Congratulations to Israel for making it to the big leagues, on par with the US and UK as part of the "evil triangle!"

I think it would be fair, therefore, to raise Israel's profile at the UN to become a permanent member of the Security Council and have veto power over any resolutions. Why shouldn't the triangle be equilateral?

I think that the Evil Triangle of Warmongering deserves a logo:
Um, needs some work.

HRW ignores widespread slavery in Mauritania

Italy's La Repubblica has a report on the phenomenon of widespread slavery in Mauritania.

Members of an anti-slavery NGO group were jailed for protesting the enslavement of two girls, aged 9 and 13.

"White Moors," who are ethnic Arabs, are enslaving nearly 600,000 "Black Moors" in Mauritania. Last month a UN special envoy noted that slavery is still a major problem in the Islamic country. Blacks who are former slaves and others  are living in real apartheid conditions, forced to live in black-only camps with poor services and suffering continued abuse from the Arab-Berber minority rulers.

Don't bother to try to find a single report on this phenomenon at the Human Rights Watch website. They don't even have a country listing for Mauritania, and their last full report on abuses in the country was written in 1994. The UN and the BBC can somehow find out about these practices, but Human Rights Watch is far more preoccupied with a certain country with a Jewish majority. (Amnesty, on the other hand, does a nice job on covering these crimes.)

UPDATE: NGO Monitor wrote about this issue a year ago.

Morning links

Those moderate Palestinian Arabs have yet again reiterated that they want everything and will not accept anything less, even as  a temporary measure.

The Islamo-nazism blog has a lot information about how brutally Arabs are treating Africans trying to get to Israel, The Africans are subjected to torture, rape, and extortion.

Evelyn Gordon at Commentary: Islamists slaughter Christians and Jews are blamed.

Wired has more information on how Stuxnet seems to have targeted Iranian nuke plants. (h/t Israel Matzav)

Iran claims to have caught, and executed, a Mossad spy.

Also at YNet, an important report on how the Islamic Movement in Israel is attempting to claim Waqf ownership of some 17% of Israeli land. It also talks about how they are placing fake gravestones around the country as a land grab.

Turks scream "Death to Israel" at Mavi Marmara ceremony
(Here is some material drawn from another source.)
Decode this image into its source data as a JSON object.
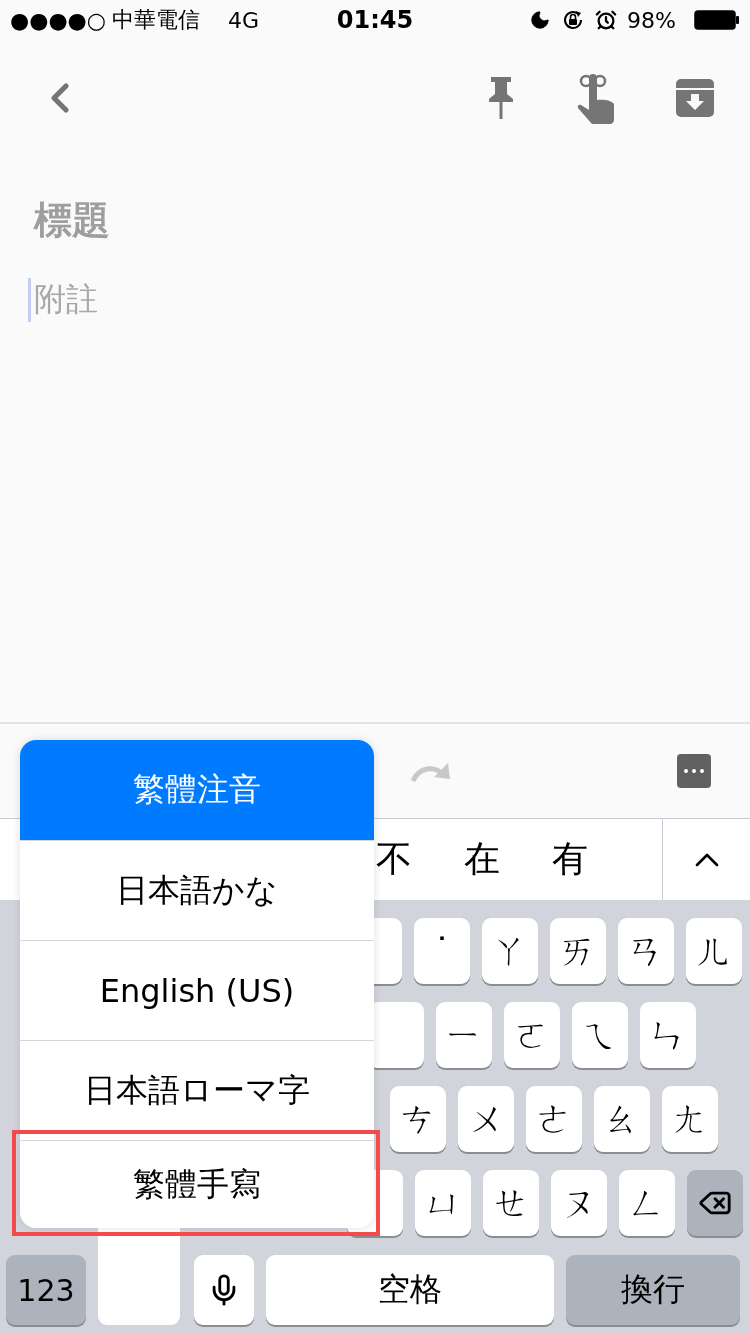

From NPR:
Thousands of people crowded into a port area on Istanbul's European side Sunday to welcome the aid ship Mavi Marmara, scene of a deadly clash off the Gaza coast in May. Volunteers from the Islamic charity IHH (Humanitarian Relief Foundation) directed the crowd past huge posters of the eight Turks and one Turkish-American who died in the violence.

Chants of "Israel be damned!" rang out from the crowd as the ship was eased into dock. The anti-Israel sentiment threatened to undo tentative diplomatic efforts to restore Turkish-Israeli ties, which plummeted following the May 31 fatalities.

Israel's Channel 10 had a video report from Turkey where the reporter said that the protesters called out "Death to Israel" at the prompting of the speakers. The organizaers gave out buttons saying "Damn Israel" in Turkish, and some even had anti-Israel signs in Hebrew.

(h/t Joel)